* **The problem**
Each line below either holds the string "Dashboard" or doesn't. Count those that do and give only the number.

━━━ Provided entries

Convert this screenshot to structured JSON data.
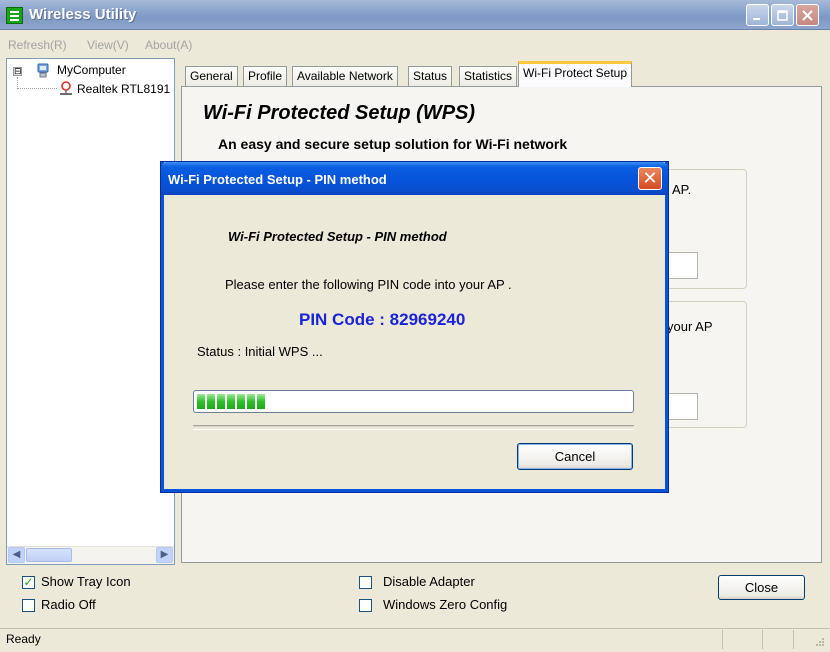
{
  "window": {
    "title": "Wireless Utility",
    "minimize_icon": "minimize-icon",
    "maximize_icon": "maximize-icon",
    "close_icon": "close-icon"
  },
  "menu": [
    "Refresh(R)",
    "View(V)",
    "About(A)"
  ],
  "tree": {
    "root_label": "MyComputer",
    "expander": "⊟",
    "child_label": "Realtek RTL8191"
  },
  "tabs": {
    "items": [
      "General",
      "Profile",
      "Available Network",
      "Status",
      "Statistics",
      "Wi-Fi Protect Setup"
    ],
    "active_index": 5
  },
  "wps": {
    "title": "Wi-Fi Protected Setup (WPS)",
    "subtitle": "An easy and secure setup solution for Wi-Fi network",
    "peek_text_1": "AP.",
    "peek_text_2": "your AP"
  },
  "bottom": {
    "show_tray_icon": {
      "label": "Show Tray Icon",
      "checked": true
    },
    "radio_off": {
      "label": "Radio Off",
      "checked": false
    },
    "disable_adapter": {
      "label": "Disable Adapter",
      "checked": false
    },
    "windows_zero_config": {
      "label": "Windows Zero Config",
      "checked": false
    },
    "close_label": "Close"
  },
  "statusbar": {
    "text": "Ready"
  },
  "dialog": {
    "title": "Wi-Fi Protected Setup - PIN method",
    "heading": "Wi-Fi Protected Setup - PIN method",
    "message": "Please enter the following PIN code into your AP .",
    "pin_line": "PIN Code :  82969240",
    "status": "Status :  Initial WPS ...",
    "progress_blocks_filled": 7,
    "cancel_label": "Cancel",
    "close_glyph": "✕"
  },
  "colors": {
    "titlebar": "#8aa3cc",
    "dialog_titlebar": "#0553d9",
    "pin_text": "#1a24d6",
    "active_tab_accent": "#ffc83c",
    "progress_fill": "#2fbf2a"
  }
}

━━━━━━
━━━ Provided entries

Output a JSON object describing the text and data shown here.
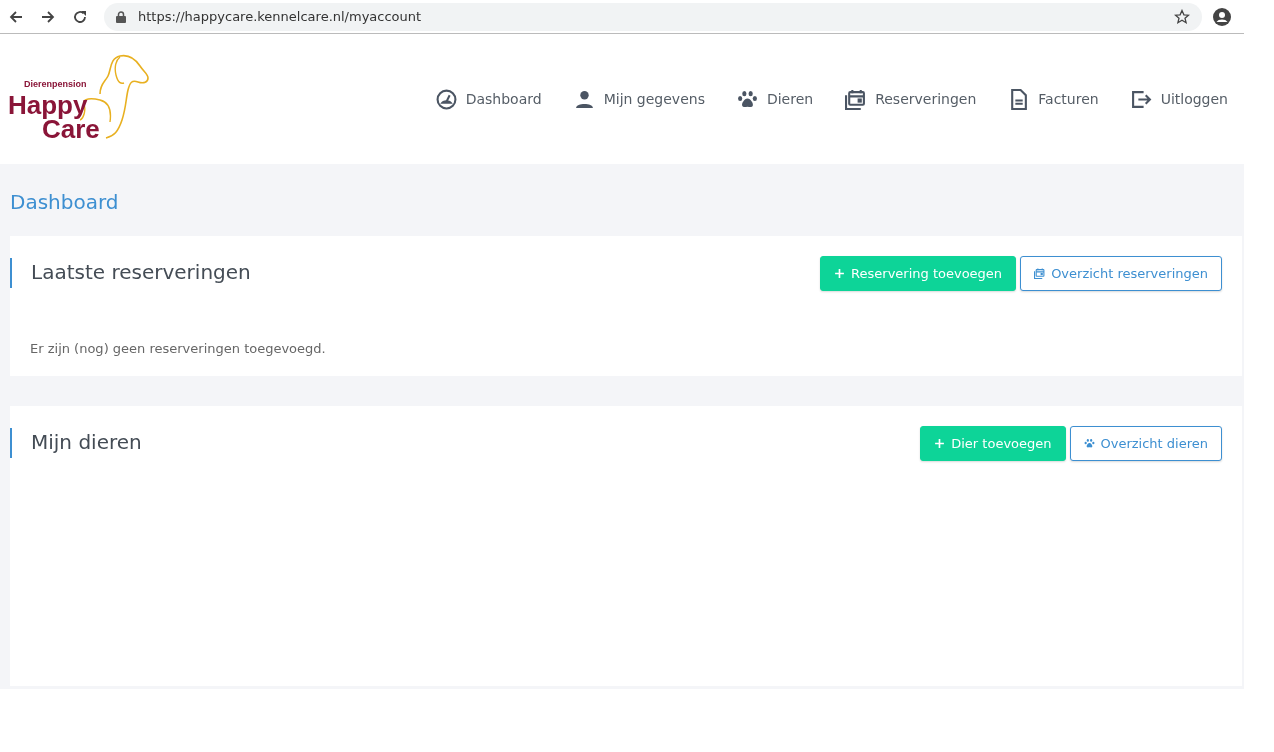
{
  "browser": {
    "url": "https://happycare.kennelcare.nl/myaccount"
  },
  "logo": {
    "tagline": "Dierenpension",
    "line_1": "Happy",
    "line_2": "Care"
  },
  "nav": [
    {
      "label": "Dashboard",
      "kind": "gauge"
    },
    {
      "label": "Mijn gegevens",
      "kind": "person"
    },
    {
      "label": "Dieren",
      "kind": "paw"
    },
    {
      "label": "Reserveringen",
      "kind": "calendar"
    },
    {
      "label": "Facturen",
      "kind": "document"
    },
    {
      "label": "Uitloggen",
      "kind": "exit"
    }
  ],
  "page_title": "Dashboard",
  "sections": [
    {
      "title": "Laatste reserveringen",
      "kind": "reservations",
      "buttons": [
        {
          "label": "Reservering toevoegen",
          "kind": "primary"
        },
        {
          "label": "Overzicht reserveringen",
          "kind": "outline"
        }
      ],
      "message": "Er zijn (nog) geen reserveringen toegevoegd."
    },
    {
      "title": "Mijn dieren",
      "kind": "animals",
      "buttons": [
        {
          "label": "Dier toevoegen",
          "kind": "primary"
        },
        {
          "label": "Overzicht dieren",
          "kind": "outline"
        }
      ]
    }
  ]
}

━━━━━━
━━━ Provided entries

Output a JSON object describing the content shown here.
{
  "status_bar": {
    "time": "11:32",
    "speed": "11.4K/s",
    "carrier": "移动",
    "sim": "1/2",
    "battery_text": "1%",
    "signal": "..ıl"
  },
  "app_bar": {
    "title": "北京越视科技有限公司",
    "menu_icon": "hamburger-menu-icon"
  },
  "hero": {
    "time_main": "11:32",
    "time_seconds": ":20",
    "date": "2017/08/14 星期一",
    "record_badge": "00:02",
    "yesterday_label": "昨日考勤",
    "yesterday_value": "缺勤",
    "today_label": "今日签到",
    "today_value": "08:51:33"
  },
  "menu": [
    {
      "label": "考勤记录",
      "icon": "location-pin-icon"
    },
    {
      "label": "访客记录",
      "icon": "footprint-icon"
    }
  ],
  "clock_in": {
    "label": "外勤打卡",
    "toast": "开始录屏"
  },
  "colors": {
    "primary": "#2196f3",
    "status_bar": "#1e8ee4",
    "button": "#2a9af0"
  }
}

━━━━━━

* **Exercise solution**
2